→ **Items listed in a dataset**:
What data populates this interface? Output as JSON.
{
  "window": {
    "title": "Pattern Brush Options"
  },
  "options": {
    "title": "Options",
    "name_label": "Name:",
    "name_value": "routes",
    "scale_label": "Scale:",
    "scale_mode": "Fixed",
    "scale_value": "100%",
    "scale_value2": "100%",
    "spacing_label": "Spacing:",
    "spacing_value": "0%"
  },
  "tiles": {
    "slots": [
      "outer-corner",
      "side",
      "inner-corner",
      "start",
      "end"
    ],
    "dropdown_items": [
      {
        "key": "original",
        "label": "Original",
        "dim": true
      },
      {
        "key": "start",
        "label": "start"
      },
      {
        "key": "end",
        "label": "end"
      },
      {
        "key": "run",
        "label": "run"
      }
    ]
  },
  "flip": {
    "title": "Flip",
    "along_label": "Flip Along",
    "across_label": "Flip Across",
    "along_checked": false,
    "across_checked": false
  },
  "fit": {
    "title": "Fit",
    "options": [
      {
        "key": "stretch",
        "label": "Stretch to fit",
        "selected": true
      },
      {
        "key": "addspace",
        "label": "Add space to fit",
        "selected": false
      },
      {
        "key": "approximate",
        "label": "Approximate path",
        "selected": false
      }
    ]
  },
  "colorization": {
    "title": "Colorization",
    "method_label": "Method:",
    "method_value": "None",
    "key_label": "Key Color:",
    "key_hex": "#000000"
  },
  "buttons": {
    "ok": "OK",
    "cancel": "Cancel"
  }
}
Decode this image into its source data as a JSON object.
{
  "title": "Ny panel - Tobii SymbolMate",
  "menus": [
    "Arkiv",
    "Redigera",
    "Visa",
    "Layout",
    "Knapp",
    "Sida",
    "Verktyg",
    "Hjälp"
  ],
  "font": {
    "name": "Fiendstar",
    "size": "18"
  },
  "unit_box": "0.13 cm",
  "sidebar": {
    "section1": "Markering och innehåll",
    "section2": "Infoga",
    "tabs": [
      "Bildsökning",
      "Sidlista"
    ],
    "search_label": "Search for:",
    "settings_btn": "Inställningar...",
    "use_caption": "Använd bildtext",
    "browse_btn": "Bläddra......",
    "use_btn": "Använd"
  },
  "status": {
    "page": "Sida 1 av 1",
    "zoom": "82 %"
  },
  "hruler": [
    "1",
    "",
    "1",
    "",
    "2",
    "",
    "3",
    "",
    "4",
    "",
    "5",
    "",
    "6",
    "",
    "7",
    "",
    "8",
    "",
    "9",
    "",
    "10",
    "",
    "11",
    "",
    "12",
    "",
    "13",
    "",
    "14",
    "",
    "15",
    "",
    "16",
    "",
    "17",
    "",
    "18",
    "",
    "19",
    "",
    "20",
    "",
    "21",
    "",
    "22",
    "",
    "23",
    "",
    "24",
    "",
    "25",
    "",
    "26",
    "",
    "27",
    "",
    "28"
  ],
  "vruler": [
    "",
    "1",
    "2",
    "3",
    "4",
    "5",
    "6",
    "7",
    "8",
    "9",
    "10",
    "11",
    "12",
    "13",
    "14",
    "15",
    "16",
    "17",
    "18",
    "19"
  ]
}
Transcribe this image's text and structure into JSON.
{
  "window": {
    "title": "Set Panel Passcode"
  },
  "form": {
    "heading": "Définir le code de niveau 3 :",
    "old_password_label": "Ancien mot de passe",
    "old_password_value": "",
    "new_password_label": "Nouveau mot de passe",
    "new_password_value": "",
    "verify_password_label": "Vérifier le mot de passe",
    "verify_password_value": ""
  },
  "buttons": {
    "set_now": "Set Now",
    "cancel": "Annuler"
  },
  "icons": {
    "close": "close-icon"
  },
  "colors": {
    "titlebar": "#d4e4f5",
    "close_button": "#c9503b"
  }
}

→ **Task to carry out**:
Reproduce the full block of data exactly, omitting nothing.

→ **Answer for this exercise**:
What data populates this interface? Output as JSON.
{
  "window": {
    "title": "Pattern Brush Options"
  },
  "options": {
    "title": "Options",
    "name_label": "Name:",
    "name_value": "routes",
    "scale_label": "Scale:",
    "scale_mode": "Fixed",
    "scale_value": "100%",
    "scale_value2": "100%",
    "spacing_label": "Spacing:",
    "spacing_value": "0%"
  },
  "tiles": {
    "slots": [
      "outer-corner",
      "side",
      "inner-corner",
      "start",
      "end"
    ],
    "dropdown_items": [
      {
        "key": "original",
        "label": "Original",
        "dim": true
      },
      {
        "key": "start",
        "label": "start"
      },
      {
        "key": "end",
        "label": "end"
      },
      {
        "key": "run",
        "label": "run"
      }
    ]
  },
  "flip": {
    "title": "Flip",
    "along_label": "Flip Along",
    "across_label": "Flip Across",
    "along_checked": false,
    "across_checked": false
  },
  "fit": {
    "title": "Fit",
    "options": [
      {
        "key": "stretch",
        "label": "Stretch to fit",
        "selected": true
      },
      {
        "key": "addspace",
        "label": "Add space to fit",
        "selected": false
      },
      {
        "key": "approximate",
        "label": "Approximate path",
        "selected": false
      }
    ]
  },
  "colorization": {
    "title": "Colorization",
    "method_label": "Method:",
    "method_value": "None",
    "key_label": "Key Color:",
    "key_hex": "#000000"
  },
  "buttons": {
    "ok": "OK",
    "cancel": "Cancel"
  }
}
Decode this image into its source data as a JSON object.
{
  "title": "Ny panel - Tobii SymbolMate",
  "menus": [
    "Arkiv",
    "Redigera",
    "Visa",
    "Layout",
    "Knapp",
    "Sida",
    "Verktyg",
    "Hjälp"
  ],
  "font": {
    "name": "Fiendstar",
    "size": "18"
  },
  "unit_box": "0.13 cm",
  "sidebar": {
    "section1": "Markering och innehåll",
    "section2": "Infoga",
    "tabs": [
      "Bildsökning",
      "Sidlista"
    ],
    "search_label": "Search for:",
    "settings_btn": "Inställningar...",
    "use_caption": "Använd bildtext",
    "browse_btn": "Bläddra......",
    "use_btn": "Använd"
  },
  "status": {
    "page": "Sida 1 av 1",
    "zoom": "82 %"
  },
  "hruler": [
    "1",
    "",
    "1",
    "",
    "2",
    "",
    "3",
    "",
    "4",
    "",
    "5",
    "",
    "6",
    "",
    "7",
    "",
    "8",
    "",
    "9",
    "",
    "10",
    "",
    "11",
    "",
    "12",
    "",
    "13",
    "",
    "14",
    "",
    "15",
    "",
    "16",
    "",
    "17",
    "",
    "18",
    "",
    "19",
    "",
    "20",
    "",
    "21",
    "",
    "22",
    "",
    "23",
    "",
    "24",
    "",
    "25",
    "",
    "26",
    "",
    "27",
    "",
    "28"
  ],
  "vruler": [
    "",
    "1",
    "2",
    "3",
    "4",
    "5",
    "6",
    "7",
    "8",
    "9",
    "10",
    "11",
    "12",
    "13",
    "14",
    "15",
    "16",
    "17",
    "18",
    "19"
  ]
}
Transcribe this image's text and structure into JSON.
{
  "window": {
    "title": "Set Panel Passcode"
  },
  "form": {
    "heading": "Définir le code de niveau 3 :",
    "old_password_label": "Ancien mot de passe",
    "old_password_value": "",
    "new_password_label": "Nouveau mot de passe",
    "new_password_value": "",
    "verify_password_label": "Vérifier le mot de passe",
    "verify_password_value": ""
  },
  "buttons": {
    "set_now": "Set Now",
    "cancel": "Annuler"
  },
  "icons": {
    "close": "close-icon"
  },
  "colors": {
    "titlebar": "#d4e4f5",
    "close_button": "#c9503b"
  }
}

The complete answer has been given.